Amahl’s mother realises that these three men who look like kings are looking for a newborn babe and that the expensive gifts are all destined for him; she becomes bitter and envious. She cannot understand why at least some of these gifts could not be given to her own child, who is so poor and so in need.

Under the cover of darkness, while the three men sleep, she steals some of their gold. But the page catches her red-handed. When later she explains to the Three Kings that she needs the gold to feed her starving child, they readily forgive her. With great tenderness they try to explain to her who this newborn child is, and how much he needs the love of every human being in order to build his kingdom. Touched by their words, the poor widow not only gives back the gold, but wishes she could add a gift of her own.

Amahl comes to her rescue. He impulsively hands the Three Kings his wooden crutch, his most precious possession, and in so doing he is miraculously cured of his lameness.

As dawn breaks, the three men, these kings, prepare to resume their journey. Amahl begs his mother to let him go with them. Finally she lets him go with them on their journey to Bethlehem, where together they adore the Christ child and they give thanks for his birth.

Who knows whether Amahl is simply a figment of imagination? What we do know is that the story of the magi contains great truths. With the Christmas nativity still a vivid picture in our minds, we take another look at the Christ child lying in an animal’s manger with his parents nearby. This, dear friends, is a compelling scene. It catches our eyes. It holds our attention.

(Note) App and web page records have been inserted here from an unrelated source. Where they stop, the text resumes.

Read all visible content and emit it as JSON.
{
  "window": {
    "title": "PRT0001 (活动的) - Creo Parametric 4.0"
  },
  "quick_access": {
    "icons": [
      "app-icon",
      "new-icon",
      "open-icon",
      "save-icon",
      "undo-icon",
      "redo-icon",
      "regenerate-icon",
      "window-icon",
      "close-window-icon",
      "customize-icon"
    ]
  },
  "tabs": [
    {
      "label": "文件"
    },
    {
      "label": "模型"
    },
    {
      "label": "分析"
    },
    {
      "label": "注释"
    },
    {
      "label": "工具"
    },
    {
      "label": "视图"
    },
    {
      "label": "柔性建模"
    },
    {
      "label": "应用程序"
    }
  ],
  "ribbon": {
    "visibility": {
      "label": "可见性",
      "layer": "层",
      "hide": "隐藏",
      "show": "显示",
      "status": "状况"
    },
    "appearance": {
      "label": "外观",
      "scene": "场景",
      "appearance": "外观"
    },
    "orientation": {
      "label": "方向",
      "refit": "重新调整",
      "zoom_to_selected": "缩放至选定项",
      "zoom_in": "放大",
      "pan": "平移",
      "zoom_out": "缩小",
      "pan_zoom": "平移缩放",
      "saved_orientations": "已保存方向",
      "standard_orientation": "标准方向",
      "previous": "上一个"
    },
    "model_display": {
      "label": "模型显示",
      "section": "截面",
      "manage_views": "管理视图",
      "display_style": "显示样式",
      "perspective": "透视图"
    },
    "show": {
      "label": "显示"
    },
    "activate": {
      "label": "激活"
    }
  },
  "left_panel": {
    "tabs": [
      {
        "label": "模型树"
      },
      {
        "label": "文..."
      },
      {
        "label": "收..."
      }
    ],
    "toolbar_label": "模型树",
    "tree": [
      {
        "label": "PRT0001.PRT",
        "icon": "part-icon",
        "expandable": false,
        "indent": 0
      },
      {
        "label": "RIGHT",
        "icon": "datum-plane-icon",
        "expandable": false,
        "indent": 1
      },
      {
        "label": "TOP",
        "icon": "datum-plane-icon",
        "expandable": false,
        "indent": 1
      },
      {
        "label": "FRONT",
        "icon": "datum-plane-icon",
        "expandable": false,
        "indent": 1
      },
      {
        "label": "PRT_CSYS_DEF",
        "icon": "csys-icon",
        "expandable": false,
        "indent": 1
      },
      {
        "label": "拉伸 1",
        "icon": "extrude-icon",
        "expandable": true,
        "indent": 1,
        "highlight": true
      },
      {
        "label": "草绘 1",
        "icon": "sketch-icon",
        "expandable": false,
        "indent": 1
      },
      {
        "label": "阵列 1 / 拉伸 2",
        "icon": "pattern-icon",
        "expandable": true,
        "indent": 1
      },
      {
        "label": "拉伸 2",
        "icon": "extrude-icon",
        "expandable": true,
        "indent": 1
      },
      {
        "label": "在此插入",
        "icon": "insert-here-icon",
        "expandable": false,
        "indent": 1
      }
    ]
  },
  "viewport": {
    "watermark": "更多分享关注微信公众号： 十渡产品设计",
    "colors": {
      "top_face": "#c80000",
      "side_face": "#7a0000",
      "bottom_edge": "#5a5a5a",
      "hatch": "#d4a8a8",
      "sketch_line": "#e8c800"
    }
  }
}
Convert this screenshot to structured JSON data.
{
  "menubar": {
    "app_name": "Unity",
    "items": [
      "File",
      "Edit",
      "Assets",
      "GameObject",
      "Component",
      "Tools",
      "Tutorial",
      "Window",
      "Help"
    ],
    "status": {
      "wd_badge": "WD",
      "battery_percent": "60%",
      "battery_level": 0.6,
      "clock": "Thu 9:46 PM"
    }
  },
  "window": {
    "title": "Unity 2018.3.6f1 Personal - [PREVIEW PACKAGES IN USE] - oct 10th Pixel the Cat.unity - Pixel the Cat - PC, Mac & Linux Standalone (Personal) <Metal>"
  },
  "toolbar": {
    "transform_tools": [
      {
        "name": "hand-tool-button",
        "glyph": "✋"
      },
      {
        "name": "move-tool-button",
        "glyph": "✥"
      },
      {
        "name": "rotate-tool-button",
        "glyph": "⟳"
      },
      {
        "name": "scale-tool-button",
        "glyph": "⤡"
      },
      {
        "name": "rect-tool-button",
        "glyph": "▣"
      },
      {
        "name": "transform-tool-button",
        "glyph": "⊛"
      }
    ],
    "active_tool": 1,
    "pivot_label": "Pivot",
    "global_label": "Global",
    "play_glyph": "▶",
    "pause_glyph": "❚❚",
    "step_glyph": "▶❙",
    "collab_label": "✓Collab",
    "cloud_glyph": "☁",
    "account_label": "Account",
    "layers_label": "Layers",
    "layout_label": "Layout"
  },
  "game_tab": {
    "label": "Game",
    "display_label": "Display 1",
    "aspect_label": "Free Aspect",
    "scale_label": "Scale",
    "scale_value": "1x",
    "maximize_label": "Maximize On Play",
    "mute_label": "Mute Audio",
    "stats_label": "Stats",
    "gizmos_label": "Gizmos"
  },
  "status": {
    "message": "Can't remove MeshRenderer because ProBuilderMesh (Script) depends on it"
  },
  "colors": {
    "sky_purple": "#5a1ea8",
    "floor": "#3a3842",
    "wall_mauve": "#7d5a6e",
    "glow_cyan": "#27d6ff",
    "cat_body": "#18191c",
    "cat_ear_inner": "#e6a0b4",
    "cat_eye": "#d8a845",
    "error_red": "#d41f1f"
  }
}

We cannot help ourselves being drawn in. We’re given the gift of being able to simply behold this timeless scene and let it live in our hearts.

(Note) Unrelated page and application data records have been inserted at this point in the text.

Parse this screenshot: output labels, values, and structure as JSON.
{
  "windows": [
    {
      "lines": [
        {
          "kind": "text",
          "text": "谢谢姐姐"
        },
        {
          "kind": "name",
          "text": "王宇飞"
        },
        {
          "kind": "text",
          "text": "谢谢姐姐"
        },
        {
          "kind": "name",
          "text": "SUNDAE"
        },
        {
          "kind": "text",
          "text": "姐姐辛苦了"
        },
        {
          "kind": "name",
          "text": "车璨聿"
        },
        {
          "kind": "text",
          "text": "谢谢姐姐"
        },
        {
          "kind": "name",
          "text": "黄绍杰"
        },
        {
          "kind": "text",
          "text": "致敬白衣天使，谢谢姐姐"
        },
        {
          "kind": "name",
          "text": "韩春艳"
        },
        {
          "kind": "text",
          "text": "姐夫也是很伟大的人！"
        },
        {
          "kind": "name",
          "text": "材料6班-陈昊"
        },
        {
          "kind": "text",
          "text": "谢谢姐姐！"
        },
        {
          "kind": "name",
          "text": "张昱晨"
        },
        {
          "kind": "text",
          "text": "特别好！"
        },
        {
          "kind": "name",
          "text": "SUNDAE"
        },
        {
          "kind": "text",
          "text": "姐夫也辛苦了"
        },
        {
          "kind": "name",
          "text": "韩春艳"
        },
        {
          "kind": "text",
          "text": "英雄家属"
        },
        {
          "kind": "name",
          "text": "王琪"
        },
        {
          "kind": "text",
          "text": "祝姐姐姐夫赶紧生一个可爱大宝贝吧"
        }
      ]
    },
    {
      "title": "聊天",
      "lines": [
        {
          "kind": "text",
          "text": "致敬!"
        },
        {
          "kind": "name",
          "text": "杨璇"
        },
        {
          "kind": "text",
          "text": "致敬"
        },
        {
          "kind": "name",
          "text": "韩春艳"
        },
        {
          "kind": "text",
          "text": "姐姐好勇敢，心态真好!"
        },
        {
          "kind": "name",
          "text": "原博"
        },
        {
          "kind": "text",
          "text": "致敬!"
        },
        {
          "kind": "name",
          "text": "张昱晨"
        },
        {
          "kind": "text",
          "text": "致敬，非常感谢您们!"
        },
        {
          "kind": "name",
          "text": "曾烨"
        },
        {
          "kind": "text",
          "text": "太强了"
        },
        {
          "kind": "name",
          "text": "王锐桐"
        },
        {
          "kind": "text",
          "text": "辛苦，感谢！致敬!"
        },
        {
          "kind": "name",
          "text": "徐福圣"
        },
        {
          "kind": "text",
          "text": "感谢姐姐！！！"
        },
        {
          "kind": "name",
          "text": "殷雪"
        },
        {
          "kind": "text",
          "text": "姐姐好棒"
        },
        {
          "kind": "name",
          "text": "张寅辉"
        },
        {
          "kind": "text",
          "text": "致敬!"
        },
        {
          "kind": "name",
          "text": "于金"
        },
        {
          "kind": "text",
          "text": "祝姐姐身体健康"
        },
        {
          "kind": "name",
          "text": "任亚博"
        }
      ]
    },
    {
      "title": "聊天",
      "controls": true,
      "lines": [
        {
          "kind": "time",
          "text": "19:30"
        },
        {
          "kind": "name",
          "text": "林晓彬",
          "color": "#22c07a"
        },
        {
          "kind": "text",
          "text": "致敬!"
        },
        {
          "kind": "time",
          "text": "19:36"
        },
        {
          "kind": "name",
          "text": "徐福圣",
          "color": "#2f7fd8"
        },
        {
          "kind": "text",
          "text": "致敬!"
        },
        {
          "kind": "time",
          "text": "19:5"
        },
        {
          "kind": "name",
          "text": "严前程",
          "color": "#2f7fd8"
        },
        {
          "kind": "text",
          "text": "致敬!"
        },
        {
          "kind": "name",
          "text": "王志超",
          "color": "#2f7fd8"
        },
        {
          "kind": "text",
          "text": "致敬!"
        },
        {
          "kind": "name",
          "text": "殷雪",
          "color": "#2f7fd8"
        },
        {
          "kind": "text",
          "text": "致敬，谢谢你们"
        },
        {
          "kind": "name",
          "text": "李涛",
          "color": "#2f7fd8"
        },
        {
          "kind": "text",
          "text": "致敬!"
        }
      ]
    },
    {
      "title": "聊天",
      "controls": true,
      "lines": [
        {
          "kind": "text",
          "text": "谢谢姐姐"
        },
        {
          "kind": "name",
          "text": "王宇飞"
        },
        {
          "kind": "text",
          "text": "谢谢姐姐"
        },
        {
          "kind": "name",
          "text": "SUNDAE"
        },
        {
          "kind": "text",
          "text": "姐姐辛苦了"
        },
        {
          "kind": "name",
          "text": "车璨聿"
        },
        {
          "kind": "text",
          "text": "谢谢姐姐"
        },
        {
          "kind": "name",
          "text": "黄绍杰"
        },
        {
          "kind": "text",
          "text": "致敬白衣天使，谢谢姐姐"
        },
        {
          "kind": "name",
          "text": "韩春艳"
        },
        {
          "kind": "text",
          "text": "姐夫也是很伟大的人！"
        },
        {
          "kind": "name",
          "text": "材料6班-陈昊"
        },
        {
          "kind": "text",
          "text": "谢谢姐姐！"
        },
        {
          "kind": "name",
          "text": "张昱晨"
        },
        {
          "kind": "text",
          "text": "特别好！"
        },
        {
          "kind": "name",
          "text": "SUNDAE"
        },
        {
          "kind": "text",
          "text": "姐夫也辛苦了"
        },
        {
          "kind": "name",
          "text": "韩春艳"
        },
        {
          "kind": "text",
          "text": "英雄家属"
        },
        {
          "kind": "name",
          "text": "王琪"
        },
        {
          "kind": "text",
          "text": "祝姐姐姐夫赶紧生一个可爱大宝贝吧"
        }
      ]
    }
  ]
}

Just by way of reminder, both of our churches are open every day. As John and I were preparing there was someone here sitting quietly, saying their prayers. Do come in the next few days and spend some time beholding this scene.

The shepherds have departed, their eyes full of wonder and moist with tears of delight at what they have seen; their hearts are burning within them. And then these visitors from the east arrive – the magi or wise men. The crucial message here is that the new life of Jesus, of the Christ child, is for everyone – for local shepherds and far-travelled wise and wealthy people.

The crucial message here is that the new life of Jesus, of the Christ child, is for everyone – for local shepherds and far-travelled wise and wealthy people.

We can imagine Amahl being with them, a young, impressionable teenager beginning to think about what life means, just like the teenagers of today. The magi have been kind to him. It’s his first journey away from his mother. He hopes she is okay. He can feel a stirring of excitement and expectancy about his life as he too kneels in the muck of the stable. And he gives all that he has: his crutch – a sign and a symbol, perhaps, of all for whom life is hard.

And then the innkeeper we imagine lingering at the door. He’s feeling good. Business has never been so brisk! He decides he likes censuses. Perhaps the innkeeper represents all for whom life is comfortable, or at least appears that way. He must get back to his work, but something makes him linger. This is no ordinary family, this is no ordinary birth. This is all very unusual. It’s a little unsettling – unsettling to his familiar routine and his normal set of expectations. And so the innkeeper goes back to his work, though a little reluctantly, for something has changed in him.

Dear friends, this immortal, eternal scene is for us all. I invite you to imagine yourself at the stable door, and what you find yourself feeling.

Here in Winchester, and beyond – thank you for joining us from beyond – we say goodbye to the year 2020 and to so many losses and so many sadnesses. But we reach expectantly because of the Christ child into a New Year.

We do this together. As we face the inevitable ongoing challenges of the next few winter months, we need one another perhaps more than we ever have before. Together, we are the Church; we are the body of Christ. Together we are strong, together we can be kind, together we are ever hopeful.

It is because of our faith that we can keep going, keep believing and keep looking forward expectantly. It’s the stable scene which we can hold before us as we too stand before that door.

In conclusion, individually, and together, we are bold enough to gaze at the infant Jesus. He is nothing less than God in human form. He’s the one who goes on living for us and goes on saying, ‘I’m on your side’. Amen.